Egypt’s Credit Rating Cut by Moody’s

April 11, 2013

Unlocking Word Meanings
Read the following words/expressions found in today’s article.

1. default 
[dih-FAWLT] (n.) – failure to pay a loan or borrowed money
Example: The young couple’s lack of income made them in default on their mortgage.
2. overthrow [OH-ver-throh] (v.) – to remove or bring down a person from power, especially by force
Example: The overthrow of the cruel dictator ended the suffering of the country.

3. deficit [DEF-uh-sit; British also dih-FIS-it] (n.) – lack or shortage in the required amount
Example: The CEO cut on spending due to the company’s budget deficit.

4. expenditure [ik-SPEN-di-cher] (n.) – the amount of money spent
Example:   Monthly expenditures should not exceed one’s monthly salary.

5. tranche [trahnch, trahnsh; French trahnsh] (n.) – an installment or a part of the whole
Example: The company will receive the loan in three tranches starting April of this year.

Read the text below.

Moody's, one of the world’s biggest credit rating agencies, has once more lowered Egypt's credit rating, saying that the country’s unstable political situation and poor government finances increase the risk of a default within five years.

Since the overthrow of former Egyptian president Hosni Mubarak in 2011, the country has been experiencing economic crisis.

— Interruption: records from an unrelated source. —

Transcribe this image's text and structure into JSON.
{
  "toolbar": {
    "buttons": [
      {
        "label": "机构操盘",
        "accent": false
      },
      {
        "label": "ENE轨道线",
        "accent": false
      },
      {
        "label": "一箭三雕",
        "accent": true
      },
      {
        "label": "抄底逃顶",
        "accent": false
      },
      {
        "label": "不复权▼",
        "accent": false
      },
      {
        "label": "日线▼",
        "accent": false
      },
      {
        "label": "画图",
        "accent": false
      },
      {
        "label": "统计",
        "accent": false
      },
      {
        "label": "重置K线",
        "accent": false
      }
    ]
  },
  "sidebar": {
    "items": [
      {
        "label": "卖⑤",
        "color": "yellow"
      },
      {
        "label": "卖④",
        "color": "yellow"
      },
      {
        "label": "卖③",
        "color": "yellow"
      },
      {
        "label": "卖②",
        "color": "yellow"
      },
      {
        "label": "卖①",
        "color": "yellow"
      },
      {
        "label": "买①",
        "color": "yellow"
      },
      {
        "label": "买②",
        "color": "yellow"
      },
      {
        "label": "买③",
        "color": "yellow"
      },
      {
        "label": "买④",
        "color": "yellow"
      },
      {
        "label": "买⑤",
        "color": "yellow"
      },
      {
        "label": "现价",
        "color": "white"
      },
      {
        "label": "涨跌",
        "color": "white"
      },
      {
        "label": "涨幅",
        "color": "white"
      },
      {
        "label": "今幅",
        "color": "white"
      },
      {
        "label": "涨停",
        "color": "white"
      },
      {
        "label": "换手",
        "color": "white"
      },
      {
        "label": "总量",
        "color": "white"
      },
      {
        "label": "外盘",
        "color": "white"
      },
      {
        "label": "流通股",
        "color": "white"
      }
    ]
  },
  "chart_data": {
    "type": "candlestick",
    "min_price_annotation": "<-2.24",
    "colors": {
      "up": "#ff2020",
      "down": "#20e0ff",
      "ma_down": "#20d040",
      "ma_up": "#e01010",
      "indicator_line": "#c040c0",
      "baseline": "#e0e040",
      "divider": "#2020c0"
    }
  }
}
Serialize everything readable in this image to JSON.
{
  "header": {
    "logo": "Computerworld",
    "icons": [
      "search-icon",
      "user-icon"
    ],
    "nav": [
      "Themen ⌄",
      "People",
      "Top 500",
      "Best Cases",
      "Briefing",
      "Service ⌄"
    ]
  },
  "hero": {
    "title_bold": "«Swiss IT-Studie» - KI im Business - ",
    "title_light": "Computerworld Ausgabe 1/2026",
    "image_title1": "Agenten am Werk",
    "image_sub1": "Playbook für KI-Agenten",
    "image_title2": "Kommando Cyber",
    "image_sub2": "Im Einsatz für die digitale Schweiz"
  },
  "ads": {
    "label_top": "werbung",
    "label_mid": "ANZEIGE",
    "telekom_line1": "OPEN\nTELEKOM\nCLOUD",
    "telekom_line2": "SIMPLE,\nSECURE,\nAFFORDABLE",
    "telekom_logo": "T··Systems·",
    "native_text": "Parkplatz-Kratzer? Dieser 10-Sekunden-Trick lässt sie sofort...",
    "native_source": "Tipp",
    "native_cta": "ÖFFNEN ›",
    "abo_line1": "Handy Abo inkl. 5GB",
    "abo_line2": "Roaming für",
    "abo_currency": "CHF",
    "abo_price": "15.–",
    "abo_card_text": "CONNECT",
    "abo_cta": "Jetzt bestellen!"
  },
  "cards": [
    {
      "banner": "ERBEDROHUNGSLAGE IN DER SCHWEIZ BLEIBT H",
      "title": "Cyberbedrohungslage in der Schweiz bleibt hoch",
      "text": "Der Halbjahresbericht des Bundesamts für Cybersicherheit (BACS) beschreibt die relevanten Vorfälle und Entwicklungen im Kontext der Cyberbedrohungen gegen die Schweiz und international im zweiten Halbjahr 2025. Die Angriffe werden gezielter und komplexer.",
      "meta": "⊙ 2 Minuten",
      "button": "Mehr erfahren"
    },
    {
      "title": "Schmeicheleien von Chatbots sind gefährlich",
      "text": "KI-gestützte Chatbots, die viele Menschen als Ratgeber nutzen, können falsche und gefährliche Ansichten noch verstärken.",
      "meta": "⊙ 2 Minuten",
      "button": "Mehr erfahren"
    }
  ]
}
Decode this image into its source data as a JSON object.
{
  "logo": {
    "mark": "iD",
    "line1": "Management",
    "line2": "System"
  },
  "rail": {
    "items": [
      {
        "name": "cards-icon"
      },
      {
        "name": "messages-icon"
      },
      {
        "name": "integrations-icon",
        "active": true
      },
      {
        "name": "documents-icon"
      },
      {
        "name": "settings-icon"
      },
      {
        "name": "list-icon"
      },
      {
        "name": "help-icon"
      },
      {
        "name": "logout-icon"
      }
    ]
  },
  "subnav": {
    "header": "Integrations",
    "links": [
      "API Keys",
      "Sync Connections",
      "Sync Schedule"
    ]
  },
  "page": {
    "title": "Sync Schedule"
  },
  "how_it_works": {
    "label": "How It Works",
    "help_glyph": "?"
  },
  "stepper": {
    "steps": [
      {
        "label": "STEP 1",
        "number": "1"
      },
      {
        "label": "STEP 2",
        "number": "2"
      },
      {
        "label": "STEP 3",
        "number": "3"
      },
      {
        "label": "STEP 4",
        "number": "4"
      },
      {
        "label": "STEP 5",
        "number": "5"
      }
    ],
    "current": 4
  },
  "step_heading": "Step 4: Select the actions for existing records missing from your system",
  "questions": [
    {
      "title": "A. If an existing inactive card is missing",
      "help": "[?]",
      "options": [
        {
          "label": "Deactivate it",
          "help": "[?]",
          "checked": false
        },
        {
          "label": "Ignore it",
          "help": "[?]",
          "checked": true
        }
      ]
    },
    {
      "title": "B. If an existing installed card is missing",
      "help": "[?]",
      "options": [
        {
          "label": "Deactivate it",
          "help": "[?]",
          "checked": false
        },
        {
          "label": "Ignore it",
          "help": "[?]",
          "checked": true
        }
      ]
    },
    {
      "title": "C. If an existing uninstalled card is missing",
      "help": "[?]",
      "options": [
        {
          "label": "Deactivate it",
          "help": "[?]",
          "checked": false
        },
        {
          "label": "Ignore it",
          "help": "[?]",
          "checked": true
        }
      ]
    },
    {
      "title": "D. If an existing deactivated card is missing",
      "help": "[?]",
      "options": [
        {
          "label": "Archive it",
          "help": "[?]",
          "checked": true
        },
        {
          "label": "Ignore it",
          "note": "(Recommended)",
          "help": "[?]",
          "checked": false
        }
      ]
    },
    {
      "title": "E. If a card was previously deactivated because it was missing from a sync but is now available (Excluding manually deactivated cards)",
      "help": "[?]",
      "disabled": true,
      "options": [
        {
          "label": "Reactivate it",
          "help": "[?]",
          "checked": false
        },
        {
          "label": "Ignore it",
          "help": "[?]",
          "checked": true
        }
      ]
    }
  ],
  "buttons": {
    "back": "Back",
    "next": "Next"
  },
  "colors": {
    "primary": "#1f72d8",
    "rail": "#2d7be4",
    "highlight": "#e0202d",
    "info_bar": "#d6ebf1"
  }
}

The government has been troubled with a decreasing currency reserve, a falling tourism industry, a rising budget deficit and a continued political unrest often characterized by violent street protests.

The continuous decline in Egypt's economy caused Moody's cut in Egypt's economic rating, downgrading from B3 to Caa1 or high credit risk to very high credit risk. Moody’s has downgraded Egypt six times since January 2011. And with the new rating having a negative outlook, the country’s rating can further decrease.

Moody's predicts that Egypt may have a 10% chance of defaulting on its debt by next year, which is slightly below the 40% default possibility within the next five years.

According to Jason Turvey, an assistant economist at Capital Economics in London, Egypt’s financial position is very concerning. The country’s budget deficit has been increasing due to the government's subsidy expenditures. But if the International Monetary Fund (IMF) approves Egypt’s loan, the country could prevent further economic decline.

Egypt’s president Mohamed Morsi hopes to sign a $4.8 billion loan with IMF and get its first tranche by the end of June. The government also expects Egypt’s first Islamic bonds to help the economy recover.

Viewpoint Discussion
Enjoy a discussion with your tutor. 

Discussion A

·         How do you think can a credit rating affect a country’s economic condition?
·         In your opinion, what other measures can Egypt do to save its economy?

Discussion B

·         What factors would you consider before lending money? Please explain your answer.
·         How would you handle a borrower who cannot pay his debt? Please explain your answer.


April 11, 2013